Source records:
────────────────

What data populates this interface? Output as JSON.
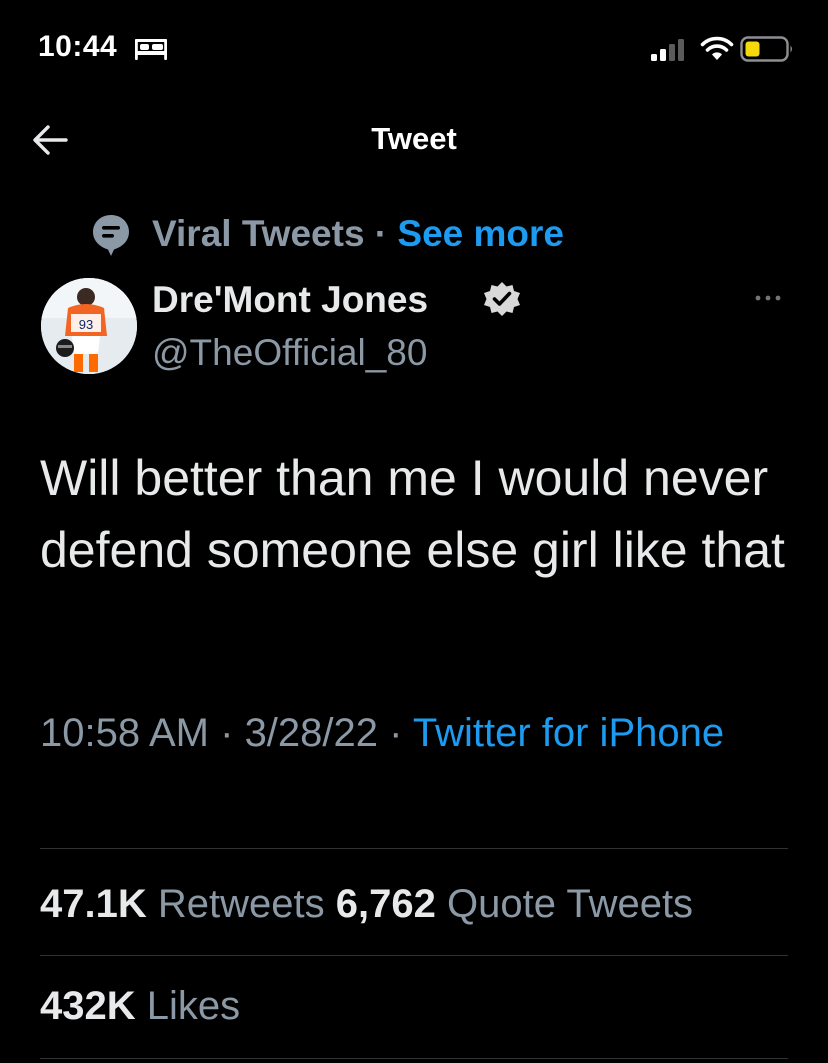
{
  "status_bar": {
    "time": "10:44",
    "sleep_icon": "bed-icon",
    "signal_icon": "cellular-signal-icon",
    "wifi_icon": "wifi-icon",
    "battery_icon": "battery-low-power-icon",
    "battery_color": "#f5d90a"
  },
  "header": {
    "back_icon": "arrow-left-icon",
    "title": "Tweet"
  },
  "context": {
    "icon": "topic-bubble-icon",
    "topic": "Viral Tweets",
    "separator": " · ",
    "link": "See more"
  },
  "author": {
    "avatar_icon": "profile-avatar",
    "name": "Dre'Mont Jones",
    "verified_icon": "verified-badge-icon",
    "handle": "@TheOfficial_80",
    "more_icon": "more-options-icon"
  },
  "tweet": {
    "text": "Will better than me I would never defend someone else girl like that",
    "time": "10:58 AM",
    "sep1": " · ",
    "date": "3/28/22",
    "sep2": " · ",
    "source": "Twitter for iPhone"
  },
  "stats": {
    "retweets_count": "47.1K",
    "retweets_label": "Retweets",
    "quotes_count": "6,762",
    "quotes_label": "Quote Tweets",
    "likes_count": "432K",
    "likes_label": "Likes"
  },
  "colors": {
    "background": "#000000",
    "text": "#e7e9ea",
    "secondary": "#8b98a5",
    "accent": "#1d9bf0",
    "divider": "#2f3336"
  }
}
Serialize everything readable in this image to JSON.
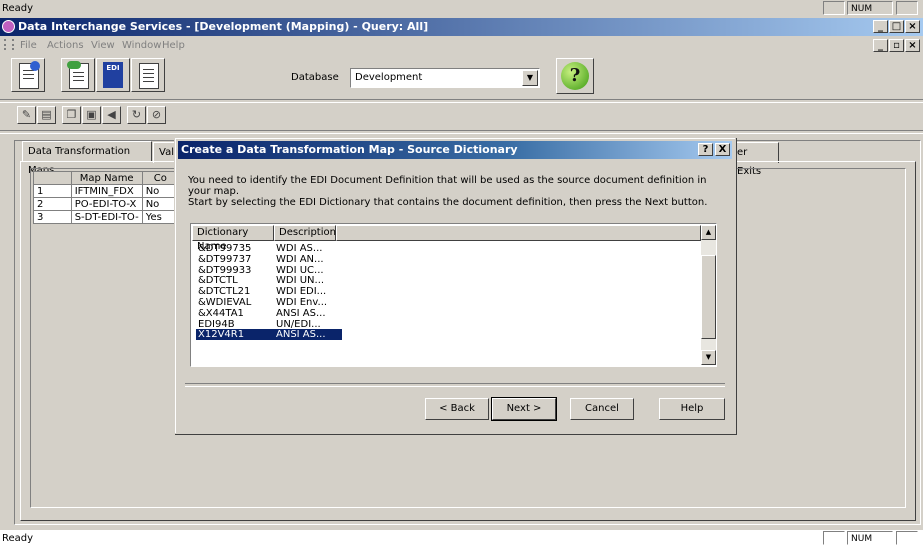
{
  "status_top": {
    "text": "Ready",
    "num": "NUM"
  },
  "window": {
    "title": "Data Interchange Services - [Development (Mapping) - Query: All]"
  },
  "menu": [
    "File",
    "Actions",
    "View",
    "Window",
    "Help"
  ],
  "toolbar": {
    "database_label": "Database",
    "database_value": "Development",
    "edi_icon_text": "EDI"
  },
  "tabs": [
    "Data Transformation Maps",
    "Val",
    "er Exits"
  ],
  "maps_grid": {
    "headers": [
      "",
      "Map Name",
      "Co"
    ],
    "rows": [
      [
        "1",
        "IFTMIN_FDX",
        "No"
      ],
      [
        "2",
        "PO-EDI-TO-X",
        "No"
      ],
      [
        "3",
        "S-DT-EDI-TO-",
        "Yes"
      ]
    ]
  },
  "dialog": {
    "title": "Create a Data Transformation Map - Source Dictionary",
    "help_glyph": "?",
    "close_glyph": "X",
    "instructions_1": "You need to identify the EDI Document Definition that will be used as the source document definition in your map.",
    "instructions_2": "Start by selecting the EDI Dictionary that contains the document definition, then press the Next button.",
    "list_headers": [
      "Dictionary Name",
      "Description"
    ],
    "list_rows": [
      [
        "&DT99735",
        "WDI AS..."
      ],
      [
        "&DT99737",
        "WDI AN..."
      ],
      [
        "&DT99933",
        "WDI UC..."
      ],
      [
        "&DTCTL",
        "WDI UN..."
      ],
      [
        "&DTCTL21",
        "WDI EDI..."
      ],
      [
        "&WDIEVAL",
        "WDI Env..."
      ],
      [
        "&X44TA1",
        "ANSI AS..."
      ],
      [
        "EDI94B",
        "UN/EDI..."
      ],
      [
        "X12V4R1",
        "ANSI AS..."
      ]
    ],
    "selected_row": 8,
    "buttons": {
      "back": "< Back",
      "next": "Next >",
      "cancel": "Cancel",
      "help": "Help"
    }
  },
  "status_bottom": {
    "text": "Ready",
    "num": "NUM"
  }
}
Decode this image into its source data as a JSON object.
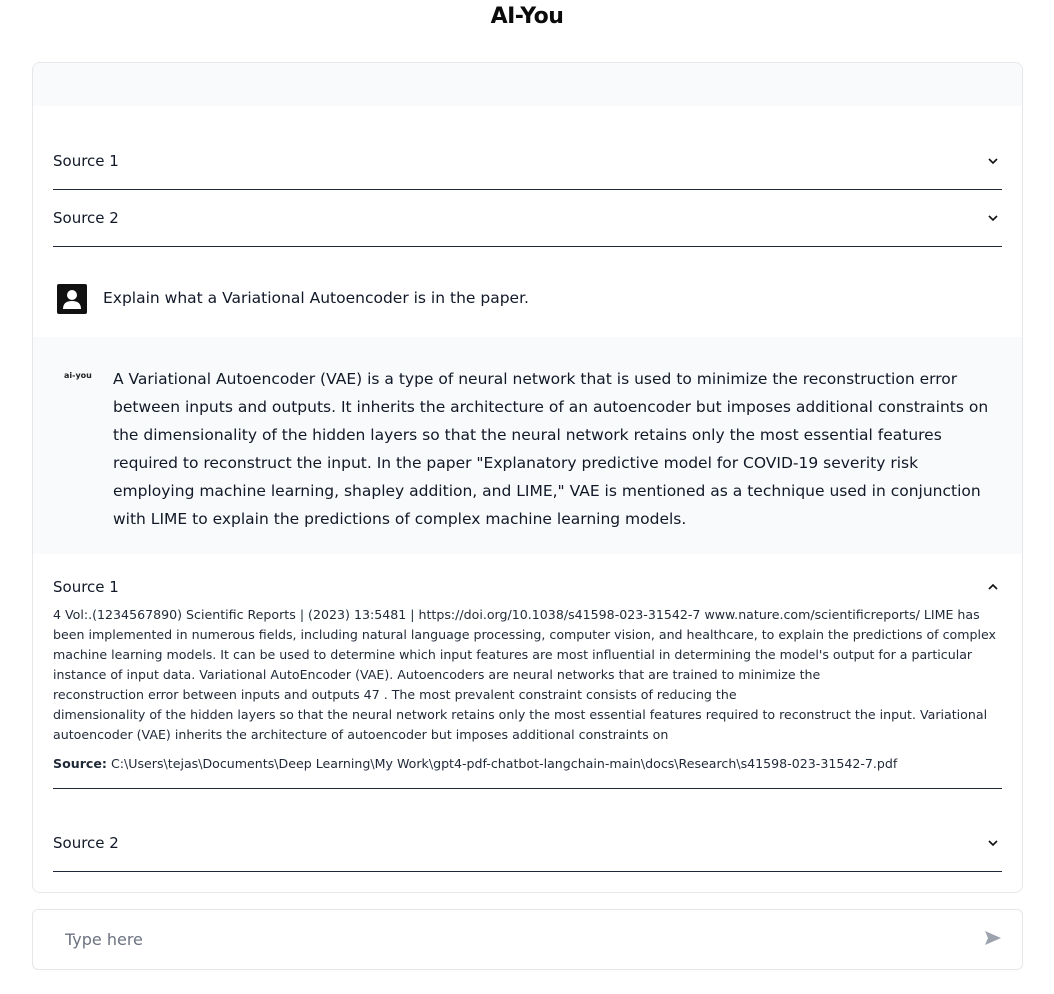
{
  "app": {
    "title": "AI-You"
  },
  "colors": {
    "border": "#e5e7eb",
    "band": "#f9fafb",
    "divider": "#1f2937",
    "icon": "#9ca3af"
  },
  "top_sources": [
    {
      "label": "Source 1",
      "expanded": false
    },
    {
      "label": "Source 2",
      "expanded": false
    }
  ],
  "user_message": {
    "avatar_icon": "user-icon",
    "text": "Explain what a Variational Autoencoder is in the paper."
  },
  "bot_message": {
    "logo_text": "ai-you",
    "text": "A Variational Autoencoder (VAE) is a type of neural network that is used to minimize the reconstruction error between inputs and outputs. It inherits the architecture of an autoencoder but imposes additional constraints on the dimensionality of the hidden layers so that the neural network retains only the most essential features required to reconstruct the input. In the paper \"Explanatory predictive model for COVID-19 severity risk employing machine learning, shapley addition, and LIME,\" VAE is mentioned as a technique used in conjunction with LIME to explain the predictions of complex machine learning models."
  },
  "bottom_sources": [
    {
      "label": "Source 1",
      "expanded": true,
      "lines": [
        "4 Vol:.(1234567890) Scientific Reports | (2023) 13:5481 | https://doi.org/10.1038/s41598-023-31542-7 www.nature.com/scientificreports/ LIME has been implemented in numerous fields, including natural language processing, computer vision, and healthcare, to explain the predictions of complex machine learning models. It can be used to determine which input features are most influential in determining the model's output for a particular instance of input data. Variational AutoEncoder (VAE). Autoencoders are neural networks that are trained to minimize the",
        "reconstruction error between inputs and outputs 47 . The most prevalent constraint consists of reducing the",
        "dimensionality of the hidden layers so that the neural network retains only the most essential features required to reconstruct the input. Variational autoencoder (VAE) inherits the architecture of autoencoder but imposes additional constraints on"
      ],
      "source_label": "Source:",
      "source_path": "C:\\Users\\tejas\\Documents\\Deep Learning\\My Work\\gpt4-pdf-chatbot-langchain-main\\docs\\Research\\s41598-023-31542-7.pdf"
    },
    {
      "label": "Source 2",
      "expanded": false
    }
  ],
  "input": {
    "placeholder": "Type here",
    "value": "",
    "send_icon": "send-icon"
  }
}
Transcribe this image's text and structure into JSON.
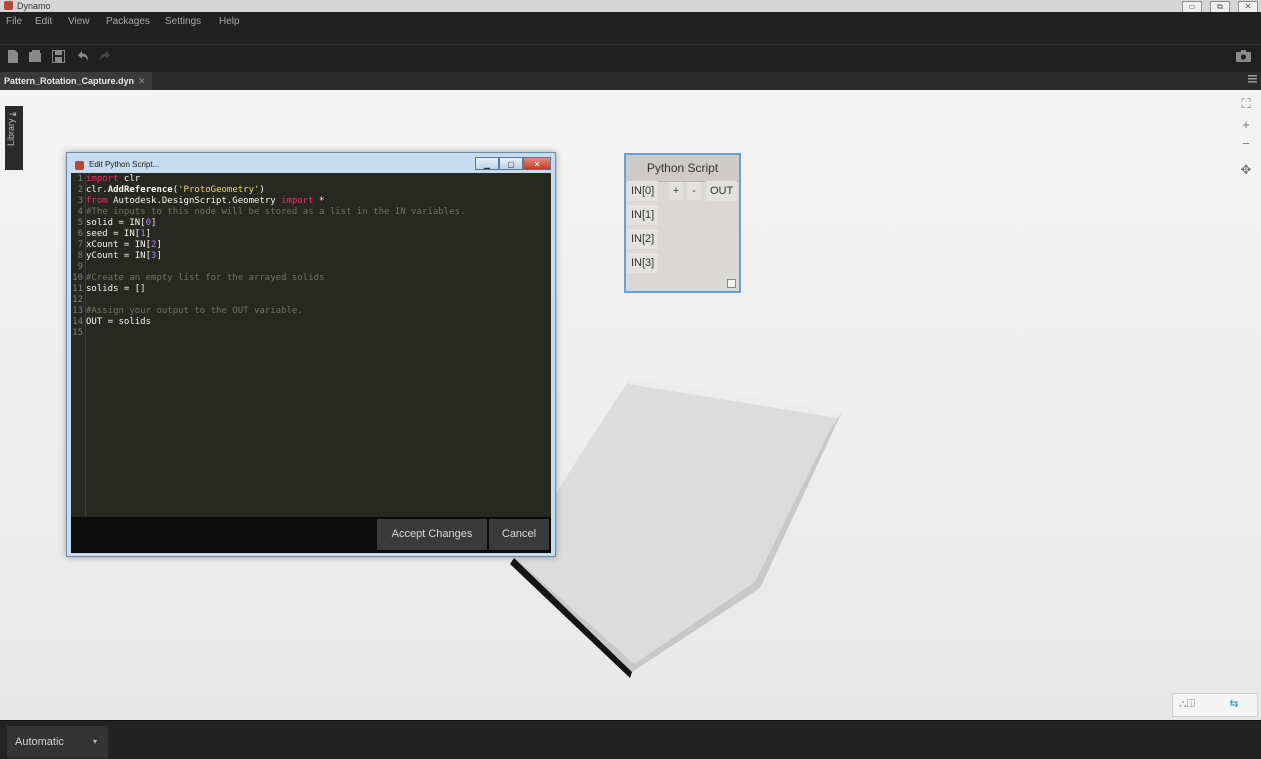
{
  "window": {
    "title": "Dynamo",
    "controls": [
      "▭",
      "⧉",
      "✕"
    ]
  },
  "menu": [
    "File",
    "Edit",
    "View",
    "Packages",
    "Settings",
    "Help"
  ],
  "toolbar": {
    "icons": [
      "new-file-icon",
      "open-file-icon",
      "save-icon",
      "undo-icon",
      "redo-icon",
      "camera-icon"
    ]
  },
  "tab": {
    "name": "Pattern_Rotation_Capture.dyn",
    "close": "✕"
  },
  "library": {
    "label": "Library"
  },
  "node": {
    "title": "Python Script",
    "inputs": [
      "IN[0]",
      "IN[1]",
      "IN[2]",
      "IN[3]"
    ],
    "add": "+",
    "remove": "-",
    "output": "OUT"
  },
  "editor": {
    "title": "Edit Python Script...",
    "lines": [
      {
        "n": "1",
        "parts": [
          {
            "c": "kw",
            "t": "import"
          },
          {
            "c": "tx",
            "t": " clr"
          }
        ]
      },
      {
        "n": "2",
        "parts": [
          {
            "c": "tx",
            "t": "clr."
          },
          {
            "c": "fn",
            "t": "AddReference"
          },
          {
            "c": "tx",
            "t": "("
          },
          {
            "c": "st",
            "t": "'ProtoGeometry'"
          },
          {
            "c": "tx",
            "t": ")"
          }
        ]
      },
      {
        "n": "3",
        "parts": [
          {
            "c": "kw",
            "t": "from"
          },
          {
            "c": "tx",
            "t": " Autodesk.DesignScript.Geometry "
          },
          {
            "c": "kw",
            "t": "import"
          },
          {
            "c": "tx",
            "t": " *"
          }
        ]
      },
      {
        "n": "4",
        "parts": [
          {
            "c": "cm",
            "t": "#The inputs to this node will be stored as a list in the IN variables."
          }
        ]
      },
      {
        "n": "5",
        "parts": [
          {
            "c": "tx",
            "t": "solid = IN["
          },
          {
            "c": "nm",
            "t": "0"
          },
          {
            "c": "tx",
            "t": "]"
          }
        ]
      },
      {
        "n": "6",
        "parts": [
          {
            "c": "tx",
            "t": "seed = IN["
          },
          {
            "c": "nm",
            "t": "1"
          },
          {
            "c": "tx",
            "t": "]"
          }
        ]
      },
      {
        "n": "7",
        "parts": [
          {
            "c": "tx",
            "t": "xCount = IN["
          },
          {
            "c": "nm",
            "t": "2"
          },
          {
            "c": "tx",
            "t": "]"
          }
        ]
      },
      {
        "n": "8",
        "parts": [
          {
            "c": "tx",
            "t": "yCount = IN["
          },
          {
            "c": "nm",
            "t": "3"
          },
          {
            "c": "tx",
            "t": "]"
          }
        ]
      },
      {
        "n": "9",
        "parts": []
      },
      {
        "n": "10",
        "parts": [
          {
            "c": "cm",
            "t": "#Create an empty list for the arrayed solids"
          }
        ]
      },
      {
        "n": "11",
        "parts": [
          {
            "c": "tx",
            "t": "solids = []"
          }
        ]
      },
      {
        "n": "12",
        "parts": []
      },
      {
        "n": "13",
        "parts": [
          {
            "c": "cm",
            "t": "#Assign your output to the OUT variable."
          }
        ]
      },
      {
        "n": "14",
        "parts": [
          {
            "c": "tx",
            "t": "OUT = solids"
          }
        ]
      },
      {
        "n": "15",
        "parts": []
      }
    ],
    "accept": "Accept Changes",
    "cancel": "Cancel"
  },
  "zoom": {
    "fit": "⛶",
    "in": "+",
    "out": "−",
    "pan": "✥"
  },
  "run": {
    "mode": "Automatic",
    "arrow": "▾"
  },
  "view_toggle": {
    "geometry": "⛬◫",
    "graph": "⇆"
  }
}
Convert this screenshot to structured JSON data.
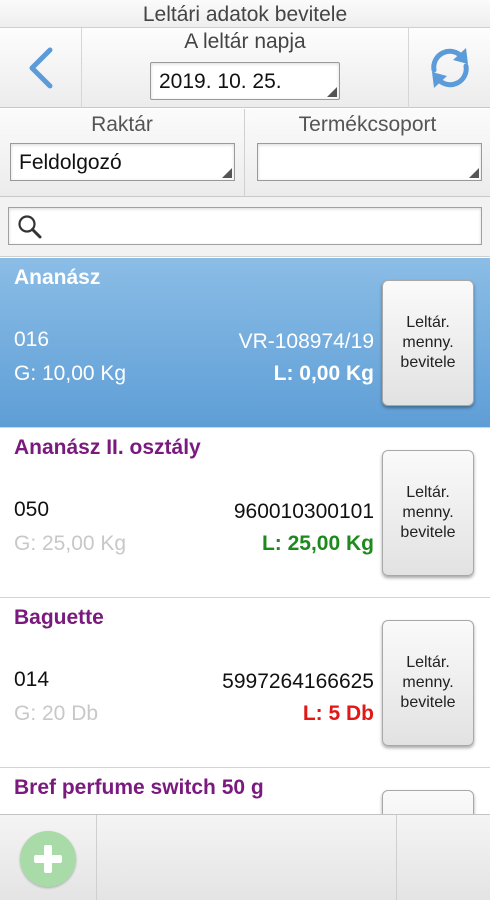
{
  "window": {
    "title": "Leltári adatok bevitele"
  },
  "header": {
    "date_label": "A leltár napja",
    "date_value": "2019. 10. 25.",
    "back_icon": "chevron-left-icon",
    "refresh_icon": "refresh-icon"
  },
  "filters": {
    "warehouse": {
      "label": "Raktár",
      "value": "Feldolgozó"
    },
    "product_group": {
      "label": "Termékcsoport",
      "value": ""
    }
  },
  "search": {
    "placeholder": "",
    "icon": "search-icon"
  },
  "items": [
    {
      "name": "Ananász",
      "code": "016",
      "ref": "VR-108974/19",
      "g": "G: 10,00 Kg",
      "l": "L: 0,00 Kg",
      "l_color": "#ffffff",
      "button": "Leltár.\nmenny.\nbevitele",
      "selected": true
    },
    {
      "name": "Ananász II. osztály",
      "code": "050",
      "ref": "960010300101",
      "g": "G: 25,00 Kg",
      "l": "L: 25,00 Kg",
      "l_color": "#1e8a1e",
      "button": "Leltár.\nmenny.\nbevitele",
      "selected": false
    },
    {
      "name": "Baguette",
      "code": "014",
      "ref": "5997264166625",
      "g": "G: 20 Db",
      "l": "L: 5 Db",
      "l_color": "#e01818",
      "button": "Leltár.\nmenny.\nbevitele",
      "selected": false
    },
    {
      "name": "Bref perfume switch 50 g",
      "code": "",
      "ref": "",
      "g": "",
      "l": "",
      "l_color": "#111111",
      "button": "",
      "selected": false
    }
  ],
  "footer": {
    "add_icon": "plus-circle-icon"
  },
  "colors": {
    "accent": "#5e9ed6",
    "item_name": "#7a1a7e",
    "add_button": "#a8dba8"
  }
}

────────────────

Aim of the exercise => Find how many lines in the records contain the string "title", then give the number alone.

Output below => 8